As a feature of our modern world wine is securely linked to tradition and the surest indication of that is in your hands every time you purchase or serve it; the bottle and the cork. For most of its history wine was very different from the beverage we enjoy today largely because of the struggle to keep it from spoiling. To purchase wine, individuals went to a merchant with containers of their own to have a portion drawn from ceramic amphorae or large oak barrels. It was not until the 1700’s, with the mass production of glass bottles and the reintroduction of cork as a stopper that wine could be reliably protected from the ravages of oxygen.
Early glass bottles were short and fat with conical necks. By the 1720’s bottles were taller and more cylindrical and could be stored on their side. But, it was illegal to sell wine by the bottle in Britain until the 1860’s. Corks were branded with identification by European wine producers and the tradition of presenting the cork at the table, as is done today in restaurants, was one way of establishing the origin of the contents.
Mass produced, molded bottles became the norm by the mid 1800’s and three basic shapes, the Burgundy, the Bordeaux and the German Riesling, were established. Even today these bottle shapes connect with our perceptions of what kind of wine is inside. Well made Chardonnay and Pinot Noir, for example is put into a Burgundy shaped bottle while Cabernet-based reds and ambitious wines of other black grapes are sold in Bordeaux bottles. Heavier glass is employed for Champagne bottles to withstand the internal pressure of the bubbles.
The glass bottle and the nearly air tight seal of cork revolutionized wine. For the first time flavors could be protected for many years and the idea that wine could mature for a decade or more and reveal previously unrealized character greatly enhanced, no doubt, its aristocratic appeal. The modern status of wine and the flavor profiles that we esteem today would not be possible without bottles and corks.

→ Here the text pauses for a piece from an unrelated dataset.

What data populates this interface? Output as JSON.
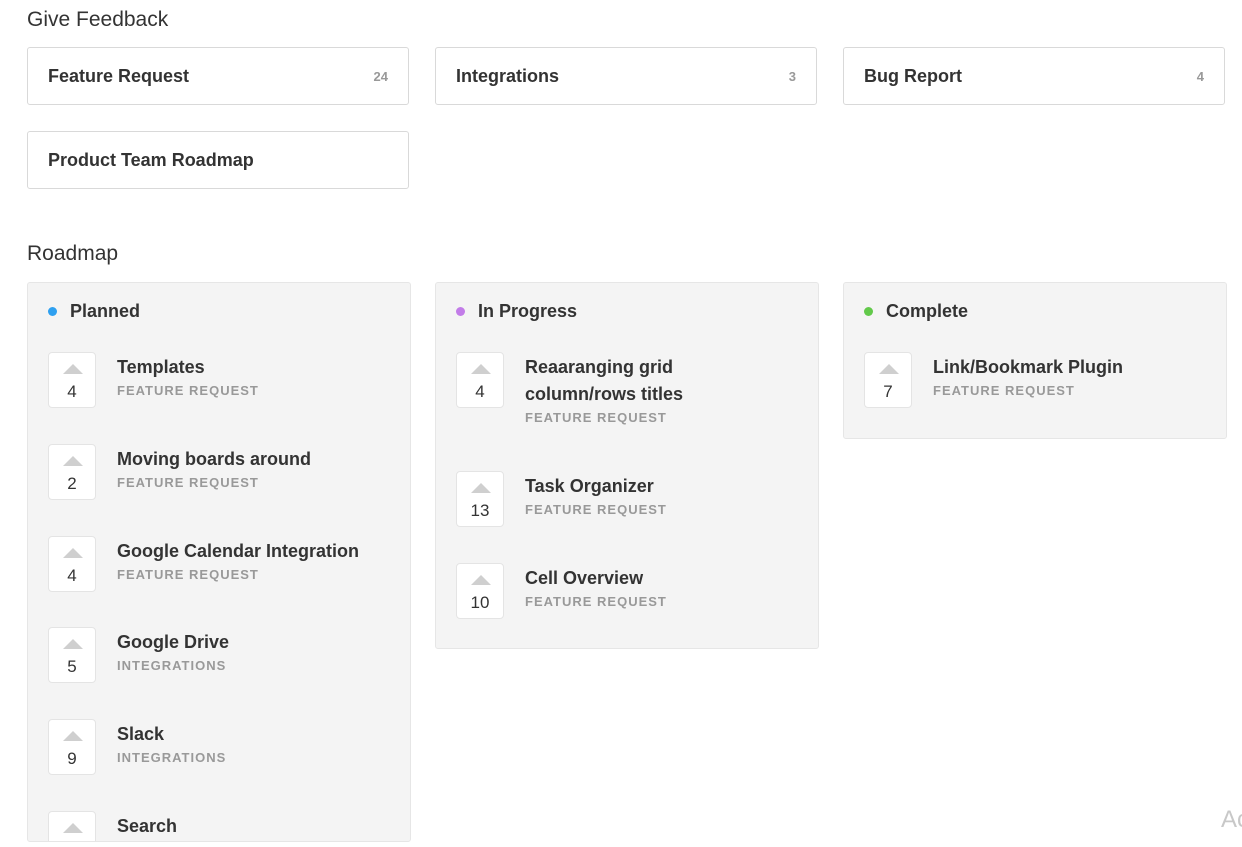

It is amazingly quaint that a product with the status of wine is shipped and served in heavy, fragile bottles that have seen little change for two-hundred and fifty years. But change is on the wind, with the growing concern over corks and the appearance of synthetic cork and twist caps. Today, very high quality wine is sold with a screw cap closure as some wine makers fear their labors will be spoiled by a faulty cork. Still, every time you pull a cork you take part in one of the few remaining traditions that links us directly to the life of three centuries ago. Willamette Valley wine tours